*Task prompt*. In the listing below, find each line containing "updates" and report it.

*Task input*.
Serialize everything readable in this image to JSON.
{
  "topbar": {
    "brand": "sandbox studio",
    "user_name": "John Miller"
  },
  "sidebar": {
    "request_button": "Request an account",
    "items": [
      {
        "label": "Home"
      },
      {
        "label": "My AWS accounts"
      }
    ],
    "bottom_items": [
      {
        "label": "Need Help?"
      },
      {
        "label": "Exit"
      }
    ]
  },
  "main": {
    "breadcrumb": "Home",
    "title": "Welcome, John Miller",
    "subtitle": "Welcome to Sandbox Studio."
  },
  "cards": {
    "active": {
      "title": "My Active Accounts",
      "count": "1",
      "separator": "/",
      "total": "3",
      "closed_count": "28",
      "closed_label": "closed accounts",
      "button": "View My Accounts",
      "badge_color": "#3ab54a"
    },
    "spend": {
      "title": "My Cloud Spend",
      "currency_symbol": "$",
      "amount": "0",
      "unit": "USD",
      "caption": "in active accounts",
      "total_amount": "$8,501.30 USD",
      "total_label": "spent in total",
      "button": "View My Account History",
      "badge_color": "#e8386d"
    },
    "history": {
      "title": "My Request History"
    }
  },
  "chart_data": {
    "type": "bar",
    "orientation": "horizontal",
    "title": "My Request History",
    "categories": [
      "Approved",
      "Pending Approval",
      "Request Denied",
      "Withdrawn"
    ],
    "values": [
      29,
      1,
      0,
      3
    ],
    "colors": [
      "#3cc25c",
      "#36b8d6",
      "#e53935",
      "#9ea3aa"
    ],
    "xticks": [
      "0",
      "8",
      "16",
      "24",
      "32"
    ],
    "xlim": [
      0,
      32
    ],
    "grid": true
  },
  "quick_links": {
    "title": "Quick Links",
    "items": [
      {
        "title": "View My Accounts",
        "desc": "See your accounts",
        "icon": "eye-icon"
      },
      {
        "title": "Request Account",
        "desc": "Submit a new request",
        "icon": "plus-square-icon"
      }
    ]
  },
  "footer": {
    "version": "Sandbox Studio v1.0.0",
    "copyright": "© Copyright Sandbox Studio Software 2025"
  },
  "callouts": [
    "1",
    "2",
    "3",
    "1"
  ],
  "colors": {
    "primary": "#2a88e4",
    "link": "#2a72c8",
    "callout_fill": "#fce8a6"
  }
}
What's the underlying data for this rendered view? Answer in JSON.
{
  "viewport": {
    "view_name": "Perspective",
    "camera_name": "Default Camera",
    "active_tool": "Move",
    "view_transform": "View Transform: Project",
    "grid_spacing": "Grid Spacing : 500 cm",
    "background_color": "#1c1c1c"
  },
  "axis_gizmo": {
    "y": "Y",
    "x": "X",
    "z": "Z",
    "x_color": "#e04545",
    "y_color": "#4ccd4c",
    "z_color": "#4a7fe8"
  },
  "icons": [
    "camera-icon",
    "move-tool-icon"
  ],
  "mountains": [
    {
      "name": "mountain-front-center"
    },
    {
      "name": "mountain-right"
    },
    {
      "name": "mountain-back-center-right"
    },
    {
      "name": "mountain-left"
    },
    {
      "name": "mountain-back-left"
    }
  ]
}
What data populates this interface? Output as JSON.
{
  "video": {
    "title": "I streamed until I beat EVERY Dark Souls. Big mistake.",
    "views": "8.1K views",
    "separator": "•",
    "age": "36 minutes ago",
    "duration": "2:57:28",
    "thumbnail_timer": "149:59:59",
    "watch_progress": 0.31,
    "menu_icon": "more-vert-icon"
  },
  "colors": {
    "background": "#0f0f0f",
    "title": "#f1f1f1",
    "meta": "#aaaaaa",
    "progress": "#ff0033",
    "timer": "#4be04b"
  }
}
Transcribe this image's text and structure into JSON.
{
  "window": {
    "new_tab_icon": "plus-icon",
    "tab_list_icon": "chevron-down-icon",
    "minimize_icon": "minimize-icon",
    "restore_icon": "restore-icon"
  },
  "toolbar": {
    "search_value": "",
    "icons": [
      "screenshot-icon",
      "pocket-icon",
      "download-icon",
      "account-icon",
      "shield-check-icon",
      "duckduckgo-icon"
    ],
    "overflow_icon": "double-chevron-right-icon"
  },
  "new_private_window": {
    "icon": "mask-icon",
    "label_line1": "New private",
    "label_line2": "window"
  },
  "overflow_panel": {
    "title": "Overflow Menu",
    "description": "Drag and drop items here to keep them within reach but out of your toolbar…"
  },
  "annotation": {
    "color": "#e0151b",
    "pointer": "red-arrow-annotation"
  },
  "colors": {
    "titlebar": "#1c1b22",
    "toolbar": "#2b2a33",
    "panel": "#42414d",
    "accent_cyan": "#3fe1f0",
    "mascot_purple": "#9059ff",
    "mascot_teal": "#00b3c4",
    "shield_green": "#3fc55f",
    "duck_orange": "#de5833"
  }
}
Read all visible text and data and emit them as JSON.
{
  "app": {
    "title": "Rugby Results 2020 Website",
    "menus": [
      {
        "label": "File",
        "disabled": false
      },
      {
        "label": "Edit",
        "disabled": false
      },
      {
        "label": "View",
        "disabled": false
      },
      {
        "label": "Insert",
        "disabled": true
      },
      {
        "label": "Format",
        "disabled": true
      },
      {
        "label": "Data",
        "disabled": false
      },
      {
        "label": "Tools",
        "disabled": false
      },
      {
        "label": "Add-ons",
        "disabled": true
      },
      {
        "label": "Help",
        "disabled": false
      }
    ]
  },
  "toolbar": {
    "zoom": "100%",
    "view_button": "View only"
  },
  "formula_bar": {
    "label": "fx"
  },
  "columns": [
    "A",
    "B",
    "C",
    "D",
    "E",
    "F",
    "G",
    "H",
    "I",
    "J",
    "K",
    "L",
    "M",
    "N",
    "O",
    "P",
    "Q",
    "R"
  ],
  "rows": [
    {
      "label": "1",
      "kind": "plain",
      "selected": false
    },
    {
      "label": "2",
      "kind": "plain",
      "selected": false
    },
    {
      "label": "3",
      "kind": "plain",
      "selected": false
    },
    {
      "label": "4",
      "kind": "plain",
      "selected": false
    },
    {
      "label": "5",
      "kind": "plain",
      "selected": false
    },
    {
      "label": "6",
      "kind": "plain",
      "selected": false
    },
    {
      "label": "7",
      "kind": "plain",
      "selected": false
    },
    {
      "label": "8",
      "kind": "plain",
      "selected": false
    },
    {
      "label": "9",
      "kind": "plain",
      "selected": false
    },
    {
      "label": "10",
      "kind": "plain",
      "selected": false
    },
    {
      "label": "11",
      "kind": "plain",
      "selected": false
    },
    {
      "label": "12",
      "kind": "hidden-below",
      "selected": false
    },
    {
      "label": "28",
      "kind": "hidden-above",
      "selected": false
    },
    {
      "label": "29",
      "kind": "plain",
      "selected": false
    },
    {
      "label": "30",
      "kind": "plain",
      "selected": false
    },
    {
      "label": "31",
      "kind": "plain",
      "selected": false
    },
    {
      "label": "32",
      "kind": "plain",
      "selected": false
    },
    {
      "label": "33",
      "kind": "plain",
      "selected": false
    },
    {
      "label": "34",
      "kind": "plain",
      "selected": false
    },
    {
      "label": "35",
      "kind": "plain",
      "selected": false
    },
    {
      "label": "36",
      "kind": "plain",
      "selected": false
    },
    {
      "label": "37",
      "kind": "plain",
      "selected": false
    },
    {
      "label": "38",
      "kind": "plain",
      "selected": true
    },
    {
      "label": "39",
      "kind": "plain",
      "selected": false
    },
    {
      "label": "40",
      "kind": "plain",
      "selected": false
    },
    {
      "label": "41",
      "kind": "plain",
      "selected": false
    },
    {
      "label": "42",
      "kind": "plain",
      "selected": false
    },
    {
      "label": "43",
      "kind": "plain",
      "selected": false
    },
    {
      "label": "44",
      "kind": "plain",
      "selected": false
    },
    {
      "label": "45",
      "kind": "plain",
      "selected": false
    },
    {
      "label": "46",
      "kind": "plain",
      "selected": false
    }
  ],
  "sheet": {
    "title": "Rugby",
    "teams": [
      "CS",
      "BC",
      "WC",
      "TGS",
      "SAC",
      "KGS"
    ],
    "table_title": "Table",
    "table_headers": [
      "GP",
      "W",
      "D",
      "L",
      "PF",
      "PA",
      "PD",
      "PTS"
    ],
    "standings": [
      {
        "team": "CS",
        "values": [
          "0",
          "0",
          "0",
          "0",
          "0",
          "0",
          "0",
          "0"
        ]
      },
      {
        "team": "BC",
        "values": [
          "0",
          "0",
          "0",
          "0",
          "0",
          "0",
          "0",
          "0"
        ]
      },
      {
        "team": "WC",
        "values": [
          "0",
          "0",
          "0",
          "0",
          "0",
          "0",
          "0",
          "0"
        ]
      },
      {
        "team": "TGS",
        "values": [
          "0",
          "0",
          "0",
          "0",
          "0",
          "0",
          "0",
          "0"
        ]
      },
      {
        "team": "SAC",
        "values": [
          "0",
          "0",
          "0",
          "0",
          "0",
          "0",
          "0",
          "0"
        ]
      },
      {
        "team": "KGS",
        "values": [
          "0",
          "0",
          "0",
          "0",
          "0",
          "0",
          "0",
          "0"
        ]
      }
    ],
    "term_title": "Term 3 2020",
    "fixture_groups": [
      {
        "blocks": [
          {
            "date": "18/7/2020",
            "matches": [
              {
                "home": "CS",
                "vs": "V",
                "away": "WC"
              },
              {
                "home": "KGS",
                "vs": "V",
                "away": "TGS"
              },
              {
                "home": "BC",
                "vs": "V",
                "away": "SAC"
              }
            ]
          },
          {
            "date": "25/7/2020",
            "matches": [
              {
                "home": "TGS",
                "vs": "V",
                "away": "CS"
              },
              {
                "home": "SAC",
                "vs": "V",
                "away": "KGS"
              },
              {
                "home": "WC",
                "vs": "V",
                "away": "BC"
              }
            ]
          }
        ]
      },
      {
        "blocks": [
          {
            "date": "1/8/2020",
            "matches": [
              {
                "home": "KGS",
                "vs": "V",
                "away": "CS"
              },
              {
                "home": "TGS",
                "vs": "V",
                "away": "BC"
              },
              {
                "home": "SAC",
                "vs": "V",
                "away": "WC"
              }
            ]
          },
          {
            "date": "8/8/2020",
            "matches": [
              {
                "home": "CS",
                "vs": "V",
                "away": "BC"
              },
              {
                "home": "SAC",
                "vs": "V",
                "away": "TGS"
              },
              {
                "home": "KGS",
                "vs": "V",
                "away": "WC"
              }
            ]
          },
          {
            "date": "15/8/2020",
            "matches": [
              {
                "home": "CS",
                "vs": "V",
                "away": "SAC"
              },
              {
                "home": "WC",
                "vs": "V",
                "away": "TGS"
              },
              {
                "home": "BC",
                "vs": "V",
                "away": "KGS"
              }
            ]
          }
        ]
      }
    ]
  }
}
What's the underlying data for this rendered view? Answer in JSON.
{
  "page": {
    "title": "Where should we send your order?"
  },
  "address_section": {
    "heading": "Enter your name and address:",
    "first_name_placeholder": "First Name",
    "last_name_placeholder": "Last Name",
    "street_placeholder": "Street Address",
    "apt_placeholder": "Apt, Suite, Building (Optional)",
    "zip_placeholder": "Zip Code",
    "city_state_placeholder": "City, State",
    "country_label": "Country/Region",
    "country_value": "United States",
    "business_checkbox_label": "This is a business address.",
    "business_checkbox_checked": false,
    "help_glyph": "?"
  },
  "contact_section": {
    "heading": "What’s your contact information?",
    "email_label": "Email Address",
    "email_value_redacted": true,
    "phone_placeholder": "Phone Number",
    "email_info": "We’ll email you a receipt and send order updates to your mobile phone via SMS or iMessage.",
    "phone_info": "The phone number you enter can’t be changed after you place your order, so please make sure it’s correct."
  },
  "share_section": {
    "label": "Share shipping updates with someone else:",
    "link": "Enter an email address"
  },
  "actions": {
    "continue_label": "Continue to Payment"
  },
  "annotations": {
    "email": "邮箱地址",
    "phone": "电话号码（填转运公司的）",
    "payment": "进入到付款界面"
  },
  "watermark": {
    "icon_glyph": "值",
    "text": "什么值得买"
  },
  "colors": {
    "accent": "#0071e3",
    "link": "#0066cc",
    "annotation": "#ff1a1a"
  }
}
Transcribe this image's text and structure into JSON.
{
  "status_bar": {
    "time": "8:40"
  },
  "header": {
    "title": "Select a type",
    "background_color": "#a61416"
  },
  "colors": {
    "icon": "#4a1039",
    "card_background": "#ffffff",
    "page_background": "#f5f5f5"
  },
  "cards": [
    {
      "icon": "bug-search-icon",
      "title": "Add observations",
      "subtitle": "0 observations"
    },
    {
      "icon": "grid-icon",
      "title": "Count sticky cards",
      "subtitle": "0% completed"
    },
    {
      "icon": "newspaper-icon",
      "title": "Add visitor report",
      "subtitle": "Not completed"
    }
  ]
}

*Task output*.
    "email_info": "We’ll email you a receipt and send order updates to your mobile phone via SMS or iMessage.",
    "label": "Share shipping updates with someone else:",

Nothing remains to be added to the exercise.